Given The Pact‘s relative obscurity, you might be inclined to lump it in with other DTV (direct to video) schlock, but you would be wrong in doing so. The Pact might not have the highest budget and I would be remiss in not warning you that the acting is anything but good, but what it lacks in quality, it makes up for with it’s story, which neatly packs in an interesting supernatural murder mystery, with a nice little twist near the end.
Short nitty-gritty plot description from IMDb is as follows: As a woman struggles to come to grips with her past in the wake of her mother’s death, an unsettling presence emerges in her childhood home.
The relative gist of the story involves Annie (Caity Lotz) heading back to her childhood home, due to the recent passing of her Mother. Her sister, who was already at the house, ends up disappearing for unknown reasons, which forces Annie to stay the night with her cousin and niece. After some freaky stuff starts happening, like objects being moved, noises in the wall and the sudden disappearance of her cousin, she decides to hightail it out of the house and head for the police. This is where we’re introduced to Casper Van Dien’s character, Bill Creek, a cliched grizzled cop, with an untucked bowler shirt and brown leather gun holster. Bill helps out Annie a few times, but is mostly wasted, which honestly given Dien’s performance, doesn’t matter in the end. Annie does some investigation work on what’s happening at the house, which involves an old high school buddy, who just happens to conveniently be a psychic and the results end up being more than meets the eye.
Having already mentioned the wasted Casper Van Dien, I can’t really say much for anyone else either, as even our main character Annie, delivers a few too many stiff lines and makes some real asinine decisions. She isn’t awful, but she does struggle to lead the film. All I can say, is The Pact certainly isn’t leading, ahem, the pack in the acting department.
However, The Pact certainly isn’t lacking the chills, as there are several nicely shot scenes, that may very well chill you to the bone. Unfortunately, even though the film starts out great, with some real genuine thrills, it starts to become less frightening, come the second half. Once we start to move away from the small confined quarters of the house, we start to losing that feeling of dread. Thankfully, things do start to shape up near the end, as we move back into the house. For the most part, I can guarantee you The Pact will deliver at least a few spooky scenes out of its 89 minute run time and I personally loved the “twist” ending, even though there are a few questions left hanging in the air.

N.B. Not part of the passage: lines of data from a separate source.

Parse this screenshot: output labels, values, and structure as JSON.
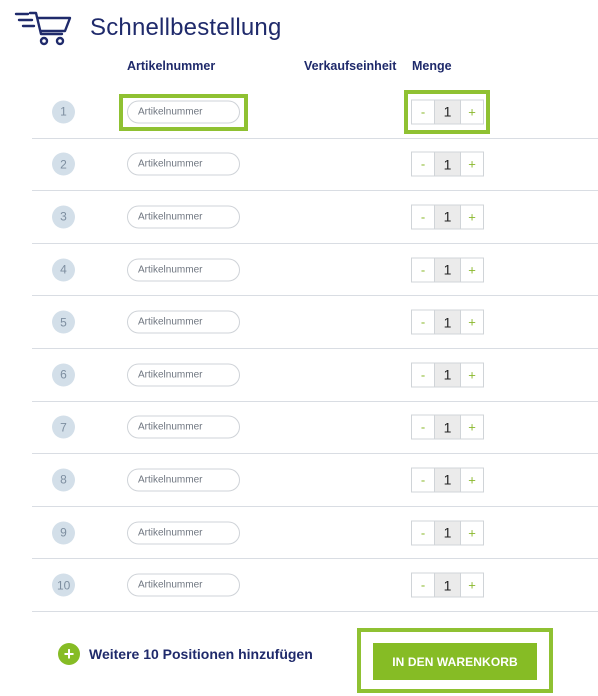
{
  "header": {
    "title": "Schnellbestellung",
    "icon": "quick-cart-icon"
  },
  "columns": {
    "article": "Artikelnummer",
    "unit": "Verkaufseinheit",
    "quantity": "Menge"
  },
  "rows": [
    {
      "number": "1",
      "placeholder": "Artikelnummer",
      "quantity": "1"
    },
    {
      "number": "2",
      "placeholder": "Artikelnummer",
      "quantity": "1"
    },
    {
      "number": "3",
      "placeholder": "Artikelnummer",
      "quantity": "1"
    },
    {
      "number": "4",
      "placeholder": "Artikelnummer",
      "quantity": "1"
    },
    {
      "number": "5",
      "placeholder": "Artikelnummer",
      "quantity": "1"
    },
    {
      "number": "6",
      "placeholder": "Artikelnummer",
      "quantity": "1"
    },
    {
      "number": "7",
      "placeholder": "Artikelnummer",
      "quantity": "1"
    },
    {
      "number": "8",
      "placeholder": "Artikelnummer",
      "quantity": "1"
    },
    {
      "number": "9",
      "placeholder": "Artikelnummer",
      "quantity": "1"
    },
    {
      "number": "10",
      "placeholder": "Artikelnummer",
      "quantity": "1"
    }
  ],
  "stepper": {
    "minus": "-",
    "plus": "+"
  },
  "footer": {
    "add_icon": "+",
    "add_label": "Weitere 10 Positionen hinzufügen",
    "cart_button": "IN DEN WARENKORB"
  },
  "colors": {
    "accent_green": "#86bc25",
    "highlight_green": "#8fc132",
    "text_navy": "#1f2a6b",
    "badge_bg": "#d3dfe9"
  }
}
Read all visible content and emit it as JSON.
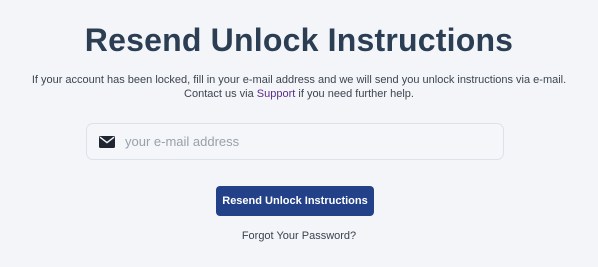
{
  "page": {
    "title": "Resend Unlock Instructions",
    "description_line1": "If your account has been locked, fill in your e-mail address and we will send you unlock instructions via e-mail.",
    "description_line2_before": "Contact us via ",
    "support_link": "Support",
    "description_line2_after": " if you need further help."
  },
  "form": {
    "email_icon": "envelope-icon",
    "email_value": "",
    "email_placeholder": "your e-mail address",
    "submit_label": "Resend Unlock Instructions"
  },
  "links": {
    "forgot_password": "Forgot Your Password?"
  },
  "colors": {
    "background": "#f3f5f9",
    "title": "#2b3e54",
    "button": "#234189",
    "support_link": "#5d2a8a"
  }
}
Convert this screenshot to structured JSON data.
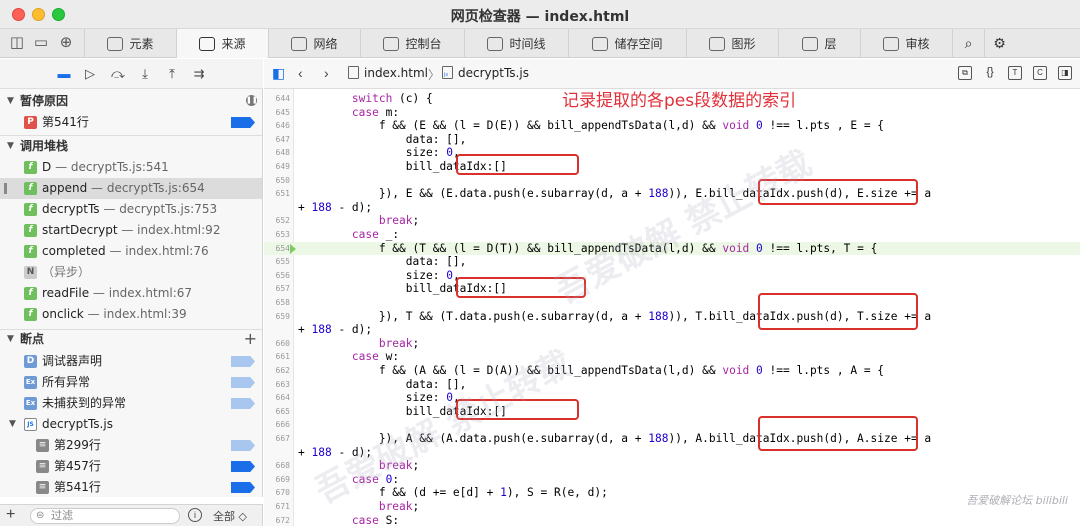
{
  "window": {
    "title": "网页检查器 — index.html"
  },
  "tabs": [
    {
      "label": "元素",
      "icon": "elements-icon"
    },
    {
      "label": "来源",
      "icon": "sources-icon",
      "active": true
    },
    {
      "label": "网络",
      "icon": "network-icon"
    },
    {
      "label": "控制台",
      "icon": "console-icon"
    },
    {
      "label": "时间线",
      "icon": "timeline-icon"
    },
    {
      "label": "储存空间",
      "icon": "storage-icon"
    },
    {
      "label": "图形",
      "icon": "graphics-icon"
    },
    {
      "label": "层",
      "icon": "layers-icon"
    },
    {
      "label": "审核",
      "icon": "audit-icon"
    }
  ],
  "sidebar": {
    "pause_reason": {
      "title": "暂停原因",
      "item": {
        "badge": "P",
        "label": "第541行"
      }
    },
    "call_stack": {
      "title": "调用堆栈",
      "frames": [
        {
          "badge": "f",
          "name": "D",
          "loc": " — decryptTs.js:541"
        },
        {
          "badge": "f",
          "name": "append",
          "loc": " — decryptTs.js:654",
          "selected": true
        },
        {
          "badge": "f",
          "name": "decryptTs",
          "loc": " — decryptTs.js:753"
        },
        {
          "badge": "f",
          "name": "startDecrypt",
          "loc": " — index.html:92"
        },
        {
          "badge": "f",
          "name": "completed",
          "loc": " — index.html:76"
        },
        {
          "badge": "N",
          "name": "（异步）",
          "loc": ""
        },
        {
          "badge": "f",
          "name": "readFile",
          "loc": " — index.html:67"
        },
        {
          "badge": "f",
          "name": "onclick",
          "loc": " — index.html:39"
        }
      ]
    },
    "breakpoints": {
      "title": "断点",
      "items": [
        {
          "badge": "D",
          "label": "调试器声明"
        },
        {
          "badge": "Ex",
          "label": "所有异常"
        },
        {
          "badge": "Ex",
          "label": "未捕获到的异常"
        },
        {
          "badge": "JS",
          "label": "decryptTs.js"
        },
        {
          "badge": "",
          "label": "第299行"
        },
        {
          "badge": "",
          "label": "第457行"
        },
        {
          "badge": "",
          "label": "第541行"
        }
      ]
    },
    "filter": {
      "placeholder": "过滤",
      "scope": "全部 ◇"
    }
  },
  "editor": {
    "breadcrumbs": [
      "index.html",
      "decryptTs.js"
    ],
    "annotation": "记录提取的各pes段数据的索引",
    "lines": [
      {
        "n": "644",
        "text": "        switch (c) {"
      },
      {
        "n": "645",
        "text": "        case m:"
      },
      {
        "n": "646",
        "text": "            f && (E && (l = D(E)) && bill_appendTsData(l,d) && void 0 !== l.pts , E = {"
      },
      {
        "n": "647",
        "text": "                data: [],"
      },
      {
        "n": "648",
        "text": "                size: 0,"
      },
      {
        "n": "649",
        "text": "                bill_dataIdx:[]"
      },
      {
        "n": "650",
        "text": ""
      },
      {
        "n": "651",
        "text": "            }), E && (E.data.push(e.subarray(d, a + 188)), E.bill_dataIdx.push(d), E.size += a"
      },
      {
        "n": "",
        "text": "+ 188 - d);"
      },
      {
        "n": "652",
        "text": "            break;"
      },
      {
        "n": "653",
        "text": "        case _:"
      },
      {
        "n": "654",
        "text": "            f && (T && (l = D(T)) && bill_appendTsData(l,d) && void 0 !== l.pts, T = {",
        "current": true
      },
      {
        "n": "655",
        "text": "                data: [],"
      },
      {
        "n": "656",
        "text": "                size: 0,"
      },
      {
        "n": "657",
        "text": "                bill_dataIdx:[]"
      },
      {
        "n": "658",
        "text": ""
      },
      {
        "n": "659",
        "text": "            }), T && (T.data.push(e.subarray(d, a + 188)), T.bill_dataIdx.push(d), T.size += a"
      },
      {
        "n": "",
        "text": "+ 188 - d);"
      },
      {
        "n": "660",
        "text": "            break;"
      },
      {
        "n": "661",
        "text": "        case w:"
      },
      {
        "n": "662",
        "text": "            f && (A && (l = D(A)) && bill_appendTsData(l,d) && void 0 !== l.pts , A = {"
      },
      {
        "n": "663",
        "text": "                data: [],"
      },
      {
        "n": "664",
        "text": "                size: 0,"
      },
      {
        "n": "665",
        "text": "                bill_dataIdx:[]"
      },
      {
        "n": "666",
        "text": ""
      },
      {
        "n": "667",
        "text": "            }), A && (A.data.push(e.subarray(d, a + 188)), A.bill_dataIdx.push(d), A.size += a"
      },
      {
        "n": "",
        "text": "+ 188 - d);"
      },
      {
        "n": "668",
        "text": "            break;"
      },
      {
        "n": "669",
        "text": "        case 0:"
      },
      {
        "n": "670",
        "text": "            f && (d += e[d] + 1), S = R(e, d);"
      },
      {
        "n": "671",
        "text": "            break;"
      },
      {
        "n": "672",
        "text": "        case S:"
      }
    ]
  },
  "watermark": {
    "text": "吾爱破解 禁止转载",
    "corner": "吾爱破解论坛 bilibili"
  },
  "colors": {
    "accent": "#1a6fe8",
    "annotation": "#e0303a",
    "current_line": "#edf7e6"
  }
}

The Pact manages to escape the stigma of DTV bargain bin quality and provide us with a chilling mystery, which provides enough creepy moments, mixed with some generally interesting twists. The acting might offend most people, as it just doesn’t quite cut it, but if you look past that, I think you’ll rather enjoy The Pact.